Many companies and organizations depend upon online voting to elect people to leadership positions. It is difficult to ensure that the system used cannot be subverted. It is like ensuring that a rambling big house is safe against entry of burglars. The house might have strong walls and doors, but a single point of weakness can endanger the whole thing. For instance, can one remove a set of tiles and enter the house? Or can someone inside the house be fooled into opening a door for the intruder?
Good technology is valuable in making elements of the system strong, but envisaging all possible modes of failure requires healthy skepticism and a system science point of view.

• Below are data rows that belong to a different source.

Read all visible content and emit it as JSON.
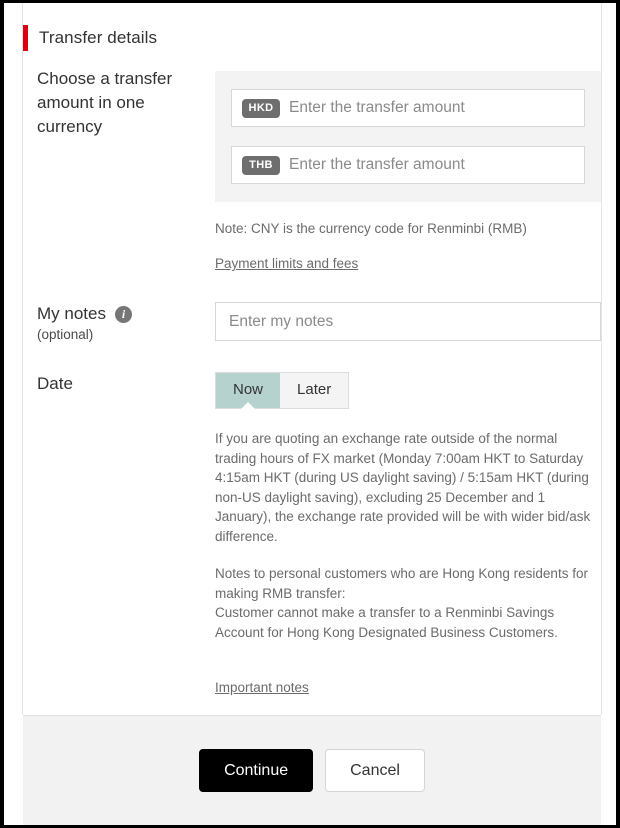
{
  "section": {
    "title": "Transfer details",
    "accent_color": "#db0011"
  },
  "amount": {
    "label": "Choose a transfer amount in one currency",
    "fields": [
      {
        "currency": "HKD",
        "value": "",
        "placeholder": "Enter the transfer amount"
      },
      {
        "currency": "THB",
        "value": "",
        "placeholder": "Enter the transfer amount"
      }
    ],
    "note": "Note: CNY is the currency code for Renminbi (RMB)",
    "link": "Payment limits and fees"
  },
  "notes": {
    "label": "My notes",
    "sub_label": "(optional)",
    "info_icon": "info-icon",
    "value": "",
    "placeholder": "Enter my notes"
  },
  "date": {
    "label": "Date",
    "options": [
      {
        "label": "Now",
        "selected": true
      },
      {
        "label": "Later",
        "selected": false
      }
    ],
    "selected_color": "#b6d2ce"
  },
  "disclaimers": {
    "fx_hours": "If you are quoting an exchange rate outside of the normal trading hours of FX market (Monday 7:00am HKT to Saturday 4:15am HKT (during US daylight saving) / 5:15am HKT (during non-US daylight saving), excluding 25 December and 1 January), the exchange rate provided will be with wider bid/ask difference.",
    "rmb_notes_line1": "Notes to personal customers who are Hong Kong residents for making RMB transfer:",
    "rmb_notes_line2": "Customer cannot make a transfer to a Renminbi Savings Account for Hong Kong Designated Business Customers.",
    "important_link": "Important notes"
  },
  "footer": {
    "continue_label": "Continue",
    "cancel_label": "Cancel"
  }
}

A service provider usually makes available the software and related infrastructure for running an election to the entity holding the election over the Internet. The service provider is selected to be a trusted partner, and is beyond suspicion.
However, the client organization needs to ensure that everything else is well thought out and is free of risks. Some service providers create a password file starting with a list of email IDs of all voters provided by the client entity, and linking a machine-generated password to each ID. Each voter will need the password linked to his/her email ID in the password file for casting a vote. The service provider’s system would send an email to each voter for this purpose, giving the password to be used. It would also describe the procedure to be followed.
The password file would be sent to an officer nominated by the client entity, to inform them the list of all voters contacted. This would also allow the voters to be offered any necessary help in case of a missed email, etc. The officer nominated to handle the password file could be a paid employee or an elected person (let us call this officer Y). Some of the possible risks to the election arise from how safely this file is handled.
Another possible risk arises from the fact that the list of eligible voters may not be accurate enough. Some of them might have left their companies and their email accounts might have been deleted, unknown to the party conducting the election. Hundreds of orphaned emails inviting members to vote and giving the necessary password could bounce; the election software might direct them to Y. How these emails are handled, and who all can access them, will again decide how reliable the election is going to be.
One would have to consider the specifics of any system used and the supervisory mechanisms that oversee the election to find possible modes of failure such as the two described above.
In many cases, there may be simple ways of reducing risks from any anticipated failure mode. For instance, the service provider who makes the IT infrastructure available for elections could withhold the password file till the election is over and then make it available to Y. Similarly, there is no need to make available any bounced emails to Y till after the election is over. This means that Y cannot help any voter who does not receive an email from the service provider; however, if the list of voter email addresses given to the service provider is reliable, Y’s intervention would be unnecessary.
The mode of operation described above is only one of many possible modes; but the concern for integrity of the election will be there in any case!
The aim of this blog post is to sensitize all those concerned with the integrity of online elections to some of the obvious risks in one mode of operation.